[Information supplied]
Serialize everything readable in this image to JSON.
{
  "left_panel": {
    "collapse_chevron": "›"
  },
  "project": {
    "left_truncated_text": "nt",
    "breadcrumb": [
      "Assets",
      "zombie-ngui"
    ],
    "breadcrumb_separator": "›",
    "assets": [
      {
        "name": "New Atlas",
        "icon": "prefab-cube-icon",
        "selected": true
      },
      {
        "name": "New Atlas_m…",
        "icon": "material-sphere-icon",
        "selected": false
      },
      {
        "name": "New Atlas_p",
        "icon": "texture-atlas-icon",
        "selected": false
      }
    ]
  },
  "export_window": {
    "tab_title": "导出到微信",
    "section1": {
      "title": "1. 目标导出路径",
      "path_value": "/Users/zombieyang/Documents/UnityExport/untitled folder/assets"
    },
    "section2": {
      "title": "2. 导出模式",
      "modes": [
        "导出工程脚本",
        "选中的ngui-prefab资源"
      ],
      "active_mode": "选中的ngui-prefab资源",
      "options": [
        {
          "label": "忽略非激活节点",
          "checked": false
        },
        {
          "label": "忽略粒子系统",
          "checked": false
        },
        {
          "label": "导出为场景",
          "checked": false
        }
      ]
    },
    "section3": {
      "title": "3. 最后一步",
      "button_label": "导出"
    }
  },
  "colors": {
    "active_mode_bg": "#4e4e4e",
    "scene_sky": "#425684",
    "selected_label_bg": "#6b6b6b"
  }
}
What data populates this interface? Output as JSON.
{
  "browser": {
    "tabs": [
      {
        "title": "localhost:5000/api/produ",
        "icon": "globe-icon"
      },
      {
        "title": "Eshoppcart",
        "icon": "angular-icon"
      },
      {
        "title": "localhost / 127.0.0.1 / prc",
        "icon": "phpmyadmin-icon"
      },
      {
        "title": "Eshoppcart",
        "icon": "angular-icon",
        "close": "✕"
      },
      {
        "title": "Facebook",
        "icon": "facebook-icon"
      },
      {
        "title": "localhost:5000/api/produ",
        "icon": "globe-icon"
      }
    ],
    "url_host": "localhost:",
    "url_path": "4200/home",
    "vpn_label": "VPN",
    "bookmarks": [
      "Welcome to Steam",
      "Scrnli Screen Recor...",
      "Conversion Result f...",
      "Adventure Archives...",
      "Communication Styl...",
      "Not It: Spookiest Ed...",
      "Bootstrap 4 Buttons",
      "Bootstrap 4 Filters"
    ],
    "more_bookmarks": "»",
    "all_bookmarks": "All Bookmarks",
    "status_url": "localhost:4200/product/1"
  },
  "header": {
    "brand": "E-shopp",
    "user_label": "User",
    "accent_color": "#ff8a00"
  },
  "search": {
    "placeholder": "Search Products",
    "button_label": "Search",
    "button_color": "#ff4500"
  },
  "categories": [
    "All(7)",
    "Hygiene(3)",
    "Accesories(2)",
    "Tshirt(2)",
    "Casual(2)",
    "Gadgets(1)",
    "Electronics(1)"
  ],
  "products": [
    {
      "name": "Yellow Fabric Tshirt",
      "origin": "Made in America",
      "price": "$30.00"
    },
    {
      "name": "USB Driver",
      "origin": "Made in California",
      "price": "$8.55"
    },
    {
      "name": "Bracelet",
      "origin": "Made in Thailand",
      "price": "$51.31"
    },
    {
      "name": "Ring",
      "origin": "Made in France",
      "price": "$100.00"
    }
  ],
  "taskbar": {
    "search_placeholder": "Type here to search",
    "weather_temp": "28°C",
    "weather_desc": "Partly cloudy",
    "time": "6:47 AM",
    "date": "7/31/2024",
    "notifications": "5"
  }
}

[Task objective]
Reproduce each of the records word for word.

[Exercise answer]
Serialize everything readable in this image to JSON.
{
  "left_panel": {
    "collapse_chevron": "›"
  },
  "project": {
    "left_truncated_text": "nt",
    "breadcrumb": [
      "Assets",
      "zombie-ngui"
    ],
    "breadcrumb_separator": "›",
    "assets": [
      {
        "name": "New Atlas",
        "icon": "prefab-cube-icon",
        "selected": true
      },
      {
        "name": "New Atlas_m…",
        "icon": "material-sphere-icon",
        "selected": false
      },
      {
        "name": "New Atlas_p",
        "icon": "texture-atlas-icon",
        "selected": false
      }
    ]
  },
  "export_window": {
    "tab_title": "导出到微信",
    "section1": {
      "title": "1. 目标导出路径",
      "path_value": "/Users/zombieyang/Documents/UnityExport/untitled folder/assets"
    },
    "section2": {
      "title": "2. 导出模式",
      "modes": [
        "导出工程脚本",
        "选中的ngui-prefab资源"
      ],
      "active_mode": "选中的ngui-prefab资源",
      "options": [
        {
          "label": "忽略非激活节点",
          "checked": false
        },
        {
          "label": "忽略粒子系统",
          "checked": false
        },
        {
          "label": "导出为场景",
          "checked": false
        }
      ]
    },
    "section3": {
      "title": "3. 最后一步",
      "button_label": "导出"
    }
  },
  "colors": {
    "active_mode_bg": "#4e4e4e",
    "scene_sky": "#425684",
    "selected_label_bg": "#6b6b6b"
  }
}
What data populates this interface? Output as JSON.
{
  "browser": {
    "tabs": [
      {
        "title": "localhost:5000/api/produ",
        "icon": "globe-icon"
      },
      {
        "title": "Eshoppcart",
        "icon": "angular-icon"
      },
      {
        "title": "localhost / 127.0.0.1 / prc",
        "icon": "phpmyadmin-icon"
      },
      {
        "title": "Eshoppcart",
        "icon": "angular-icon",
        "close": "✕"
      },
      {
        "title": "Facebook",
        "icon": "facebook-icon"
      },
      {
        "title": "localhost:5000/api/produ",
        "icon": "globe-icon"
      }
    ],
    "url_host": "localhost:",
    "url_path": "4200/home",
    "vpn_label": "VPN",
    "bookmarks": [
      "Welcome to Steam",
      "Scrnli Screen Recor...",
      "Conversion Result f...",
      "Adventure Archives...",
      "Communication Styl...",
      "Not It: Spookiest Ed...",
      "Bootstrap 4 Buttons",
      "Bootstrap 4 Filters"
    ],
    "more_bookmarks": "»",
    "all_bookmarks": "All Bookmarks",
    "status_url": "localhost:4200/product/1"
  },
  "header": {
    "brand": "E-shopp",
    "user_label": "User",
    "accent_color": "#ff8a00"
  },
  "search": {
    "placeholder": "Search Products",
    "button_label": "Search",
    "button_color": "#ff4500"
  },
  "categories": [
    "All(7)",
    "Hygiene(3)",
    "Accesories(2)",
    "Tshirt(2)",
    "Casual(2)",
    "Gadgets(1)",
    "Electronics(1)"
  ],
  "products": [
    {
      "name": "Yellow Fabric Tshirt",
      "origin": "Made in America",
      "price": "$30.00"
    },
    {
      "name": "USB Driver",
      "origin": "Made in California",
      "price": "$8.55"
    },
    {
      "name": "Bracelet",
      "origin": "Made in Thailand",
      "price": "$51.31"
    },
    {
      "name": "Ring",
      "origin": "Made in France",
      "price": "$100.00"
    }
  ],
  "taskbar": {
    "search_placeholder": "Type here to search",
    "weather_temp": "28°C",
    "weather_desc": "Partly cloudy",
    "time": "6:47 AM",
    "date": "7/31/2024",
    "notifications": "5"
  }
}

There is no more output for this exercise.